Christmas is cancelled this year!!! Or, so some are saying. Turns out Santa Claus might have some delivery troubles this year due to a broken global supply chain. These issues will likely impact gift giving at the holiday season.
What’s causing the bottleneck in the global supply chain? Why are there so many boats simply sitting out in the ocean, waiting to unload their cargo?
And if Christmas lacks a little bit of it’s materialistic luster this year, what are some practical alternatives that we can do to better celebrate the birth of Christ this year?
In this week’s podcast, I explain the reason behind the global supply chain shortage that’s impacting Christmas, and provide 7 practical tips for celebrating Christmas this year.
Articles Explaining The Global Supply Chain Shortage
- No End In Sight For The COVID-Led Global Supply Chain Disruption
- Supply chain chaos is already hitting global growth. And it’s about to get worse
An excerpt from “No End In Sight For the COVID-Led Global Supply Chain Disruption”
“A chain is only as strong as its weakest link, so the saying goes. When it comes to the current state of the global supply chain, weakness is everywhere. Massive dislocations are present in the container market, shipping routes, ports, air cargo, trucking lines, railways and even warehouses. The result has created shortages of key manufacturing components, order backlogs, delivery delays and a spike in transportation costs and consumer prices. Unless the situation is resolved soon, the consequences for the global economy may be dire.
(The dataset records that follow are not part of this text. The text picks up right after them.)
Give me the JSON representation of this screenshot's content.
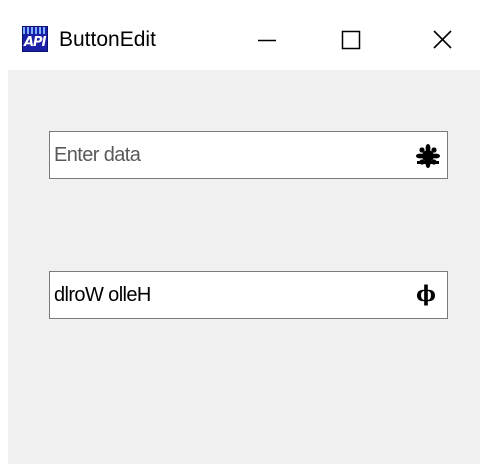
{
  "window": {
    "title": "ButtonEdit",
    "app_icon": "api-app-icon",
    "controls": {
      "minimize_icon": "minimize-icon",
      "maximize_icon": "maximize-icon",
      "close_icon": "close-icon"
    }
  },
  "fields": [
    {
      "value": "",
      "placeholder": "Enter data",
      "button_icon": "splat-icon"
    },
    {
      "value": "dlroW olleH",
      "placeholder": "",
      "button_icon": "phi-icon",
      "button_glyph": "ϕ"
    }
  ],
  "colors": {
    "client_background": "#f0f0f0",
    "titlebar_background": "#ffffff",
    "field_border": "#7a7a7a",
    "icon_blue": "#1a20a6"
  }
}
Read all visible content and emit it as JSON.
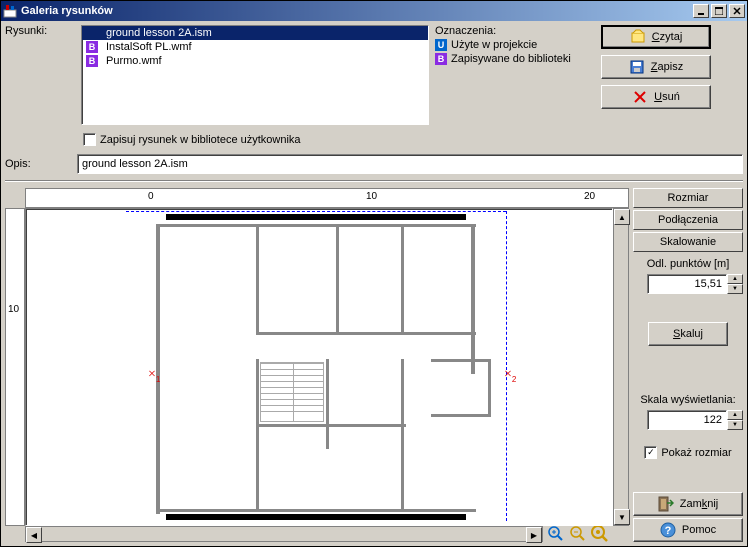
{
  "titlebar": {
    "text": "Galeria rysunków"
  },
  "labels": {
    "rysunki": "Rysunki:",
    "oznaczenia": "Oznaczenia:",
    "opis": "Opis:",
    "save_checkbox": "Zapisuj rysunek w bibliotece użytkownika"
  },
  "files": [
    {
      "icon": "",
      "name": "ground lesson 2A.ism",
      "selected": true
    },
    {
      "icon": "B",
      "name": "InstalSoft PL.wmf",
      "selected": false
    },
    {
      "icon": "B",
      "name": "Purmo.wmf",
      "selected": false
    }
  ],
  "legend": [
    {
      "icon": "U",
      "icon_class": "u",
      "text": "Użyte w projekcie"
    },
    {
      "icon": "B",
      "icon_class": "b",
      "text": "Zapisywane do biblioteki"
    }
  ],
  "buttons": {
    "czytaj": "Czytaj",
    "zapisz": "Zapisz",
    "usun": "Usuń",
    "skaluj": "Skaluj",
    "zamknij": "Zamknij",
    "pomoc": "Pomoc"
  },
  "opis_value": "ground lesson 2A.ism",
  "ruler": {
    "h0": "0",
    "h10": "10",
    "h20": "20",
    "v10": "10"
  },
  "side": {
    "tab_rozmiar": "Rozmiar",
    "tab_podlaczenia": "Podłączenia",
    "tab_skalowanie": "Skalowanie",
    "odl_label": "Odl. punktów [m]",
    "odl_value": "15,51",
    "skala_label": "Skala wyświetlania:",
    "skala_value": "122",
    "pokaz_rozmiar": "Pokaż rozmiar",
    "pokaz_checked": "✓"
  }
}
What created this logistical nightmare and when will it normalize?
Stress in the supply chain pre-dates COVID. Trade tensions, particularly between the U.S. and China, escalated under President Trump with the introduction of unprecedented tariffs and sanctions on Chinese companies. Beijing retaliated, targeting U.S. agriculture exporters. This created volatility in supply and demand as companies on both sides of the globe rushed to stock inventories ahead of the implementation of tariffs. The unexpected shift in trade put the initial stress on global logistics.
Then came COVID.
During the first half of 2020, demand for most goods cratered as economies worldwide went into lockdown. Sailings by ocean carriers were canceled, manufacturing capacity was cut, and workers everywhere were displaced.
But beginning in the summer of 2020, thanks to massive fiscal stimulus, imports to the U.S. surged. Consumers flooded online retailers with new orders. Manufacturing restarted and international trade resumed. The global economic machine was turned back on.
By late 2020, real cracks in the supply chain started to emerge. From a logistics perspective, restarting the manufacturing machine after the lockdown turned out to be quite difficult. The complex system that moves raw materials and finished products around the globe requires predictability and precision. Both had been lost.
A shortage of shipping containers emerged, shipping rates for certain routes skyrocketed, congestion developed at international ports that then spread to railroads and inland rail terminals, exasperating the trucking and chassis shortage that was already in place. U.S. importers experienced delays in receiving key manufacturing components and exporters faced challenges accessing containers and getting bookings on shipping vessels. The chain had broken.
As the holiday season approaches, the logistics industry is bracing for another jump in demand that could further cripple the supply chain. Every link in the chain needs to operate effectively to restore order in the system, yet each component has its own unique challenges to overcome.”
7 Ways To Celebrate Christmas In 2021
Be sure to listen to the podcast in full to hear me further elaborate each of the the following 7 different ways to better celebrate Christmas in 2021 due to global supply chain being broken.
- Actually go to church.
- Spend more time with family.
- Bake extra cookies and cakes to send to people.
- Find a way to serve your community.
- Adopt a single person and invite them to participate in your holiday festivities.
- Watch the Christmas movies you haven’t seen yet. Don’t just stick to your family favorites.
- Take a Christmas vacation!